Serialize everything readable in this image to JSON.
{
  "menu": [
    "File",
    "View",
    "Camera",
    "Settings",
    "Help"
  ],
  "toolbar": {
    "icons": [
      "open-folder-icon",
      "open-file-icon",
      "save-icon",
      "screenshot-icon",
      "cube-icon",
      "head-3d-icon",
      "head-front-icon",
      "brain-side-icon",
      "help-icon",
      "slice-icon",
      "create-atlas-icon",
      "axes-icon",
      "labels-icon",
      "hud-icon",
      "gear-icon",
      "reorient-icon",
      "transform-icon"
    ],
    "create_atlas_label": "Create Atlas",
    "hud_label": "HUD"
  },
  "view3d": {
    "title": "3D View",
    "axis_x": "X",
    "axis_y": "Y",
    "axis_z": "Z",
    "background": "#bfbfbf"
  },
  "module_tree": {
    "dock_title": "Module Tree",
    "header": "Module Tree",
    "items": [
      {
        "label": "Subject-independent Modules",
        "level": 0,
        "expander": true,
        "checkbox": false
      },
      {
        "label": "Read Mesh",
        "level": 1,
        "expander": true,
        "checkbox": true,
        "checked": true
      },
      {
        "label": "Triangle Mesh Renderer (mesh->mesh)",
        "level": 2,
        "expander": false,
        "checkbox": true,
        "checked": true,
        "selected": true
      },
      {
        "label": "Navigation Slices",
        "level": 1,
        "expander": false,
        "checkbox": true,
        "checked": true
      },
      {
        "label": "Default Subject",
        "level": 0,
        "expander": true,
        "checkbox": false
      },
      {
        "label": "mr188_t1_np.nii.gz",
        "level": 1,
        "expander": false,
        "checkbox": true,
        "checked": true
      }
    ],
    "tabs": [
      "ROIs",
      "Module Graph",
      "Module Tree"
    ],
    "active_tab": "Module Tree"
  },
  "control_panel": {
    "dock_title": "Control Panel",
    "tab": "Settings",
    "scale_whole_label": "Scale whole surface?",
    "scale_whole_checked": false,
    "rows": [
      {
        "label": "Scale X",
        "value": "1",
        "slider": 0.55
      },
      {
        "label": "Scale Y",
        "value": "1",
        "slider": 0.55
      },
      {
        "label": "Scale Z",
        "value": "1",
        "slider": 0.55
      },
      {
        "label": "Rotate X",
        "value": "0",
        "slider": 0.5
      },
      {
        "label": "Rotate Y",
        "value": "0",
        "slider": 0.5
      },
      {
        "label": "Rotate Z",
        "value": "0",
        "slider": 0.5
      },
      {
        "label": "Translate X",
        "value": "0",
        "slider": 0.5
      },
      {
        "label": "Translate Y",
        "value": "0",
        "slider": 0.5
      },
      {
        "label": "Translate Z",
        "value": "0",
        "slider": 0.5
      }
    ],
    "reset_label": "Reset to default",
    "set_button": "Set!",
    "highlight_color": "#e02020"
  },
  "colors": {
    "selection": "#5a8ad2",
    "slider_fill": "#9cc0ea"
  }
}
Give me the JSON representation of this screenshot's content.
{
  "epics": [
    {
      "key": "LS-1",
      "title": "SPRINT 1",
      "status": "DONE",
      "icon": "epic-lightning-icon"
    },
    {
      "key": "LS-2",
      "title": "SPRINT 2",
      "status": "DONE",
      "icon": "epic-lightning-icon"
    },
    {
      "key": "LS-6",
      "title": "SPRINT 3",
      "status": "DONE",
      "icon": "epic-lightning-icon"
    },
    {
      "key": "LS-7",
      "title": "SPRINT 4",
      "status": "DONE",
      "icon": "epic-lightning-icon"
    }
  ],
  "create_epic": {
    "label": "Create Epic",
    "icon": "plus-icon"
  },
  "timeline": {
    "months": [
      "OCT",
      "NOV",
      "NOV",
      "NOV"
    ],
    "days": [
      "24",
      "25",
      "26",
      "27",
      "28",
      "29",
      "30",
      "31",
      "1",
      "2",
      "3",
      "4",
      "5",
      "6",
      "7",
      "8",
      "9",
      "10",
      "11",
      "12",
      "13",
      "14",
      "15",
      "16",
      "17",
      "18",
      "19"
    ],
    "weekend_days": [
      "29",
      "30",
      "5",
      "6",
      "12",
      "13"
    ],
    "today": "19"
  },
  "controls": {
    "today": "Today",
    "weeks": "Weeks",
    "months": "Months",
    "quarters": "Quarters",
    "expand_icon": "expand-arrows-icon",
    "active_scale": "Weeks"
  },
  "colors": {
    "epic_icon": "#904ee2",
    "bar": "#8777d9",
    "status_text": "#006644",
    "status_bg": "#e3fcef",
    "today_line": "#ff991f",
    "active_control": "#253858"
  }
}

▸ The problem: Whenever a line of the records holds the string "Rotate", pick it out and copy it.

▸ Answer section:
        "label": "Rotate X",
        "label": "Rotate Y",
        "label": "Rotate Z",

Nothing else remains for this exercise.